Reducing Human Trafficking Through the "Our Sunrise" Project

Fadrique Iglesias, Child Protection Unit Senior Program Officer, and Surina Goel, Communications Intern

July 30, 2019

Today, we celebrate the World Day Against Trafficking in Persons, an issue that has exploited at least 225,000 victims detected worldwide since 2003, according to the United Nations.

At Partners of the Americas, we believe in the power of partnerships to empower citizens to become agents of change, working together with governments, the private sector, and civil society. We take this same comprehensive approach to combat human trafficking. 

Under the Palermo Protocol, trafficking in persons is defined as: “The recruitment, transportation, transfer, harboring or receipt of persons, by means of the threat or use of force or other forms of coercion, of abduction, of fraud, of deception, of the abuse of power or of a position of vulnerability or of the giving or receiving of payments or benefits to achieve the consent of a person having control over another person, for the purpose of exploitation. Exploitation shall include, at a minimum, the exploitation of the prostitution of others or other forms of sexual exploitation, forced labor or services, slavery or practices similar to slavery, servitude or the removal of organs.”

Trafficking in persons affects vulnerable groups, especially children. According to the INSPIRE report, prepared by the World Health Organization in 2016, over half of all children aged 2-17 years old have experienced emotional, physical, or sexual violence in the previous year. Childhood violence leads to a greater risk of mental illnesses and anxiety disorders, chronic diseases, diabetes, cancer, infectious diseases like HIV, and social problems such as crime and drug abuse. Strategies to reduce violence against children, such as the implementation of laws, may reduce the frequency of human trafficking.

Human trafficking is an issue prevalent across many countries in Latin America. In Brazil, traffickers exploit victims in forced labor after they join certain churches or religious cults. In Colombia, improvements are needed to provide better access to offender support programs and increase the issue’s visibility in the media. In Paraguay, there is an urgency to adopt reforms to eliminate situations of criadazgo (child servitude) and the related abusive practices and working conditions that may amount to trafficking. 

Here at Partners, we are combating human trafficking in Latin America through our new project in Paraguay, Ñande Ko’ê (“Our Sunrise” in Guaraní). Funded by the U.S. Department of State, Office to Monitor and Combat Trafficking in Person, this project addresses human trafficking in Paraguay with an emphasis on sex and labor trafficking. Its goal is to strengthen Paraguay’s capacity to prevent and process cases of human trafficking and protect victims. In line with the three TIP Office programming objectives for Paraguay, this project aims to reach its goal through a) strengthening local and national networks to combat trafficking; b) improving comprehensive services for victims of trafficking, and; 3) strengthening state institutional capacity to address the issue of trafficking.
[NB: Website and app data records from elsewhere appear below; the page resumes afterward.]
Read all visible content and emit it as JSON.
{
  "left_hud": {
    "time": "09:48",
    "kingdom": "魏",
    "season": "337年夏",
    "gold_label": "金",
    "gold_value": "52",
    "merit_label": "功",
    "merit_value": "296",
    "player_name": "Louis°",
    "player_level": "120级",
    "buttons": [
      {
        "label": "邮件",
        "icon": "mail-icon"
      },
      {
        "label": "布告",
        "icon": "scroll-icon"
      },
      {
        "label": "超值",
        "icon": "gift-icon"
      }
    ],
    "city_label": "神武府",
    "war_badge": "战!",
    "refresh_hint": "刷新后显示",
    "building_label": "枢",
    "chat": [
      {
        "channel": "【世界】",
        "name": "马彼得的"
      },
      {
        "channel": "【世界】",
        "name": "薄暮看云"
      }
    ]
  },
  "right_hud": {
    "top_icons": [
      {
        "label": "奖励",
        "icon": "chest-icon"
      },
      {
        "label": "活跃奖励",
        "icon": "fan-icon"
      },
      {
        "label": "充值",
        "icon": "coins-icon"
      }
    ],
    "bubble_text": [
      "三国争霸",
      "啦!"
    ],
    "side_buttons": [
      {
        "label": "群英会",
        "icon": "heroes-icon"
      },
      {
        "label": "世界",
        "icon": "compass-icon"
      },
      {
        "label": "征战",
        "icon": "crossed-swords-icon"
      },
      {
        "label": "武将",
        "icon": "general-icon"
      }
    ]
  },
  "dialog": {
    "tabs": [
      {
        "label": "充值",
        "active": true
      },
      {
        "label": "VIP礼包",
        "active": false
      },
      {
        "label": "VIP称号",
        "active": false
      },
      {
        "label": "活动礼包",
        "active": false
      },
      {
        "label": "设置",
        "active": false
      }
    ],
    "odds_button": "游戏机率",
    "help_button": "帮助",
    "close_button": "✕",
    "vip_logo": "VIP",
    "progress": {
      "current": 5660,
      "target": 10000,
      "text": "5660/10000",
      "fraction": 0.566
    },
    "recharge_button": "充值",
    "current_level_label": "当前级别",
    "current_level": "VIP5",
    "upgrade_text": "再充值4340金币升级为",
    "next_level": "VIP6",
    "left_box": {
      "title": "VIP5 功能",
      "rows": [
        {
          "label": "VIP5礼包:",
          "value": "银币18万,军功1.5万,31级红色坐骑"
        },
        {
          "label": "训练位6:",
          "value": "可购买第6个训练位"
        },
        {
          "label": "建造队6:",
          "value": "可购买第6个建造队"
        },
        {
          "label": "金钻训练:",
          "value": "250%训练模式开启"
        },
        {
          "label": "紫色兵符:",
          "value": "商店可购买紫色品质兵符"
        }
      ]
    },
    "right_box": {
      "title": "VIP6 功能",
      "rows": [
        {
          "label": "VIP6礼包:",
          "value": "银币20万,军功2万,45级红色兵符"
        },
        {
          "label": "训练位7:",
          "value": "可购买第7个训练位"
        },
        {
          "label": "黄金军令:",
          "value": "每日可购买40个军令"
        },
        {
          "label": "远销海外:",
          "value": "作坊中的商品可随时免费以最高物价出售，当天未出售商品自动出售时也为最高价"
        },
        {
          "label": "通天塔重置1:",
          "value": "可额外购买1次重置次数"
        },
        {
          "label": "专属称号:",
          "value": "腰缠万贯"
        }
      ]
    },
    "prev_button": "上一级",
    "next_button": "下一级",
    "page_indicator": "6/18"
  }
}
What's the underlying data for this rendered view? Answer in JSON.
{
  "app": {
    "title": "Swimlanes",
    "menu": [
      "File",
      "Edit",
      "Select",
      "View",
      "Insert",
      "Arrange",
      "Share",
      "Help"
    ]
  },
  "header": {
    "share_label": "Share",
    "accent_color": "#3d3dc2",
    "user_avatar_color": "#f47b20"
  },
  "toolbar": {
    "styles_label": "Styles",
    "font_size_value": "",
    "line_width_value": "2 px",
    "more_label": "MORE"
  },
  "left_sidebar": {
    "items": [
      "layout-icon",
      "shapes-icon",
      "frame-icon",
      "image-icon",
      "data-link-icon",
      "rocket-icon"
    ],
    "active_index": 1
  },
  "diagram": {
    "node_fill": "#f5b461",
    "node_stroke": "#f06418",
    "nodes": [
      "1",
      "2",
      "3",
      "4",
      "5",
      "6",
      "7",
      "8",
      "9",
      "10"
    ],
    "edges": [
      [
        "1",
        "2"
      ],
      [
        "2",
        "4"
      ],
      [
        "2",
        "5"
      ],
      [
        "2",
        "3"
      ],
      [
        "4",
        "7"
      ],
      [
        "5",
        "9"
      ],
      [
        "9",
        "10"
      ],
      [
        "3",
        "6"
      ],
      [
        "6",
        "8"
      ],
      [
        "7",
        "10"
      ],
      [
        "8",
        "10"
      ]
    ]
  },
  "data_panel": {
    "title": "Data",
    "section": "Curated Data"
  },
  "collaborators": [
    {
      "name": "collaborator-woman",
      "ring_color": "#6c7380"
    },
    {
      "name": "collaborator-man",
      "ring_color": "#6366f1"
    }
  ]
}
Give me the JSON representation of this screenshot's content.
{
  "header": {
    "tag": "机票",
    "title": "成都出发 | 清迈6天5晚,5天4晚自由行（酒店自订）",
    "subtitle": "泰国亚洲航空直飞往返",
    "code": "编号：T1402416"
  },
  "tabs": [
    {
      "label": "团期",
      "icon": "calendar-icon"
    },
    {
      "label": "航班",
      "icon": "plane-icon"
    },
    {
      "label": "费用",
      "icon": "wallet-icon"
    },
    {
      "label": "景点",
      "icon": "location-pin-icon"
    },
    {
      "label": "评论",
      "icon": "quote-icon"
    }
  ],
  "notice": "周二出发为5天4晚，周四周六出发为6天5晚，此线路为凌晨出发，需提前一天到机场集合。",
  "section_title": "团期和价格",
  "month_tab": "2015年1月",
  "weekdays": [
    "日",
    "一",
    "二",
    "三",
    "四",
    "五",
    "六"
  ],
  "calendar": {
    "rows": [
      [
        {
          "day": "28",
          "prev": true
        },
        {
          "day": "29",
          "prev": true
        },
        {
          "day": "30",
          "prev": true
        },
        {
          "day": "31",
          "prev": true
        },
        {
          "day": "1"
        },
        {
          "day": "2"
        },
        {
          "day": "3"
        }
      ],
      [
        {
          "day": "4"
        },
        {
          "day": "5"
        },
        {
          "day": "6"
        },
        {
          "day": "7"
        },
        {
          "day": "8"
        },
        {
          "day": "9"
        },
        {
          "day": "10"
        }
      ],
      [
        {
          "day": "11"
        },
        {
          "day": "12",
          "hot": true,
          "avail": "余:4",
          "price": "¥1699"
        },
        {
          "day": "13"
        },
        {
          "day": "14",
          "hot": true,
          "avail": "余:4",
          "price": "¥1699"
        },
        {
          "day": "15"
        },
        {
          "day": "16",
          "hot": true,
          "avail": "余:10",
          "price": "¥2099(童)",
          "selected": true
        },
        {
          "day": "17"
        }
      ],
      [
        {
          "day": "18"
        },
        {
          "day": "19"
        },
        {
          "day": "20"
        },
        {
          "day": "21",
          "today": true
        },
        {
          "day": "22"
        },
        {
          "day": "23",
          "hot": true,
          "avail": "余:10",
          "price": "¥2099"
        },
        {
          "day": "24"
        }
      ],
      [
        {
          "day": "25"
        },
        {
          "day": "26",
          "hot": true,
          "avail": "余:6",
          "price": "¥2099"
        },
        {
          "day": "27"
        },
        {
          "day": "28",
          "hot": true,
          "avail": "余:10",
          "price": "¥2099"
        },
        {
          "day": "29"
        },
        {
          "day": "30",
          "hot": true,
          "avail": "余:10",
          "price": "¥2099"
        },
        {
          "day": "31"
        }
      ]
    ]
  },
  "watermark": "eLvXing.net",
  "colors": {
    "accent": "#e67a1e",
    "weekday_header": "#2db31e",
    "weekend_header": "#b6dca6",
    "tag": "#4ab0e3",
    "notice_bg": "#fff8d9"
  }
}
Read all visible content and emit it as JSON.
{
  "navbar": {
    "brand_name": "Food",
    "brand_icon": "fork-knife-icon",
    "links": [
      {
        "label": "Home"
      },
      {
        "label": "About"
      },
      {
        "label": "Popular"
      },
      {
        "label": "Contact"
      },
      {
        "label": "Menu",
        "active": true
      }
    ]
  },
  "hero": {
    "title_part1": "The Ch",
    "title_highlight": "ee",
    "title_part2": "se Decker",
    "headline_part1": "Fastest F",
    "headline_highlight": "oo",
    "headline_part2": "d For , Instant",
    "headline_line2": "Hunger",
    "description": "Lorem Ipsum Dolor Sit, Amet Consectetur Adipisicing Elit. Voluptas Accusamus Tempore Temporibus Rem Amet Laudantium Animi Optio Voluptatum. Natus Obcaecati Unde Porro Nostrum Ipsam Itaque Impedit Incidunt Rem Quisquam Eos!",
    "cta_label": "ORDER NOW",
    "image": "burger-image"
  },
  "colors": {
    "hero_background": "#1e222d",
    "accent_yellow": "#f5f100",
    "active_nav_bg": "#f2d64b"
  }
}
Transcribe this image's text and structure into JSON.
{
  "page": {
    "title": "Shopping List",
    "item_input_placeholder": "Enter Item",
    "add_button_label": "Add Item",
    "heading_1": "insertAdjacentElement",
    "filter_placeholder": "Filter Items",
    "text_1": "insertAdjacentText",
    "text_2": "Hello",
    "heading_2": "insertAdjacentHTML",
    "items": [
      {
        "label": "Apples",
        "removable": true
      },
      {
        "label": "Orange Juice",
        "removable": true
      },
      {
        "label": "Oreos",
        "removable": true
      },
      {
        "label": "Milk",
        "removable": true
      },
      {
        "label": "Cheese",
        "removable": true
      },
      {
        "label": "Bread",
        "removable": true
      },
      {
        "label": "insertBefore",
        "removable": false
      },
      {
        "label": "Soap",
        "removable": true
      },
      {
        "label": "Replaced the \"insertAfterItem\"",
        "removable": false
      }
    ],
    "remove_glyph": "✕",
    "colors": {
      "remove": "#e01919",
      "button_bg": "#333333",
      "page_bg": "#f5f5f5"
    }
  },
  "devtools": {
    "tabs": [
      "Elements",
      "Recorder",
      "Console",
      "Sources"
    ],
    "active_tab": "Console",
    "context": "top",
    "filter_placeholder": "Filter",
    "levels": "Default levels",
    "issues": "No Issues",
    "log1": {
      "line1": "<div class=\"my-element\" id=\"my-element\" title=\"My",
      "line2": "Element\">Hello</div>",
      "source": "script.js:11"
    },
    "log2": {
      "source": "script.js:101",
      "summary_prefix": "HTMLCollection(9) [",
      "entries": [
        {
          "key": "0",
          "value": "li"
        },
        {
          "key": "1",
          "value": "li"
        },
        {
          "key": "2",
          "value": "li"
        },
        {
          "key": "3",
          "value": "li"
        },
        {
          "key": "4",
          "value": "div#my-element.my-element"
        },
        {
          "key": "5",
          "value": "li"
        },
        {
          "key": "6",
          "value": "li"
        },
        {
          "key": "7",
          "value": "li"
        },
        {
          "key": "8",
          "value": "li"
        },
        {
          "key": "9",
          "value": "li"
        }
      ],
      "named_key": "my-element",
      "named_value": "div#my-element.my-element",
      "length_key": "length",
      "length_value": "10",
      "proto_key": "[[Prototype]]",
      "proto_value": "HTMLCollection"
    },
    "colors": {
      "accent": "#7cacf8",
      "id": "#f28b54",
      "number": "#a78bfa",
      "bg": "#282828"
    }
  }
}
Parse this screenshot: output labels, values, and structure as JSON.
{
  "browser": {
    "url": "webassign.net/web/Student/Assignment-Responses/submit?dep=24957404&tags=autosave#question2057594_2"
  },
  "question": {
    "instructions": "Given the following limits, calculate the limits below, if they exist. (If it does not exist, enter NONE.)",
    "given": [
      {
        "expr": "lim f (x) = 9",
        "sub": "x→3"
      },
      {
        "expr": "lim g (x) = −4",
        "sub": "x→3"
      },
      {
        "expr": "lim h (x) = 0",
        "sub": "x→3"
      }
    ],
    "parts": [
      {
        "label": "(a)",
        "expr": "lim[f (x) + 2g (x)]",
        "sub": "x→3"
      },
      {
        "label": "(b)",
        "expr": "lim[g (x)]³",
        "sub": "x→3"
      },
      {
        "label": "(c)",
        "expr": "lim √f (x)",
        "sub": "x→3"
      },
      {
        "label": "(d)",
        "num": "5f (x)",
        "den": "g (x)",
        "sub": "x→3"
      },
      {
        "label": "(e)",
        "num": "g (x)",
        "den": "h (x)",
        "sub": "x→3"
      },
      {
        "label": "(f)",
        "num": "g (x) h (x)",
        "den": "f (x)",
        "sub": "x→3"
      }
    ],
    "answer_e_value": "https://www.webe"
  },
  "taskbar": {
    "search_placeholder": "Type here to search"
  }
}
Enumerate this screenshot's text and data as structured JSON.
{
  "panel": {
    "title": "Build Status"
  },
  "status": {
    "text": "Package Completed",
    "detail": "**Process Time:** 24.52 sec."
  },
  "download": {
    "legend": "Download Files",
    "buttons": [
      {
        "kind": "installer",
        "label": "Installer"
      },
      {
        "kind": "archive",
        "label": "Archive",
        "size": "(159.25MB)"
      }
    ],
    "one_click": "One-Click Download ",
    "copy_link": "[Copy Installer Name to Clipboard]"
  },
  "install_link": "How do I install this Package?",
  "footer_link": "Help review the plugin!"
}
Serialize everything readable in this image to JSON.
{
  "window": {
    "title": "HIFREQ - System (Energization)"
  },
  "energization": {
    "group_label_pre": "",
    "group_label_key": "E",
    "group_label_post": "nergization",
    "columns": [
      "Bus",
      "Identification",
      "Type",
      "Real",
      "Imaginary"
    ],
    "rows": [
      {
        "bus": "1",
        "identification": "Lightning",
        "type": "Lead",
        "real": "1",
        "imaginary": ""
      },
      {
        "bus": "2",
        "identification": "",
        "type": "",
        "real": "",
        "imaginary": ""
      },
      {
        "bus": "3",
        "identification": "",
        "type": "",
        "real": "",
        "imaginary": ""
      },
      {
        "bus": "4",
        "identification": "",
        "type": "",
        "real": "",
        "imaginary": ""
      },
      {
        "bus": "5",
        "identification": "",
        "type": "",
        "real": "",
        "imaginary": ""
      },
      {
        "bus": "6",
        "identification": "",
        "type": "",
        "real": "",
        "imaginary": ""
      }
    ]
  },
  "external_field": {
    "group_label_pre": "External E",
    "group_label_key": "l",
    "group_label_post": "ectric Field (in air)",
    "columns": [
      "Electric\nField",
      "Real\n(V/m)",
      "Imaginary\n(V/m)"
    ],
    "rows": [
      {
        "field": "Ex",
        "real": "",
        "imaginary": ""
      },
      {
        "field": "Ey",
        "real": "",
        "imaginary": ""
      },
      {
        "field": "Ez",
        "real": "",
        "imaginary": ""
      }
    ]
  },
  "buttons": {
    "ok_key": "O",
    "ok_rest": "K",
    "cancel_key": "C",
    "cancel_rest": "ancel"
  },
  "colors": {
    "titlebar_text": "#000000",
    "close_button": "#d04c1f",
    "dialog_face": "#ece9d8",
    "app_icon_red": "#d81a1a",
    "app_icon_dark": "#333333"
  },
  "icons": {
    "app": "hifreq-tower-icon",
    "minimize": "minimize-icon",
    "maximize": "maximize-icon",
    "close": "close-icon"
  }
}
Ñande Ko’ê offers a comprehensive approach to combatting human trafficking by improving the capacity of civil society organizations and the public and private sectors to protect children and adult victims. Partners and the allied implementing organization, Grupo Luna Nueva (GLN), have established a strong relationship with key private sector actors that will assist in the implementation of this project. Within the next three years, Ñande Ko’ê will impact Paraguay at both a national and regional level, with special attention to the regions of Caaguazú and Itapúa.

The atrocity of human trafficking is a complex problem that we will only be able to face if we forge partnerships with governments, the private sector, and civil society. Through real and effective partnerships we can fearlessly raise awareness and make a difference!

Join the conversation to stop human trafficking through the hashtags, #HumanTrafficking and #EndHumanTrafficking.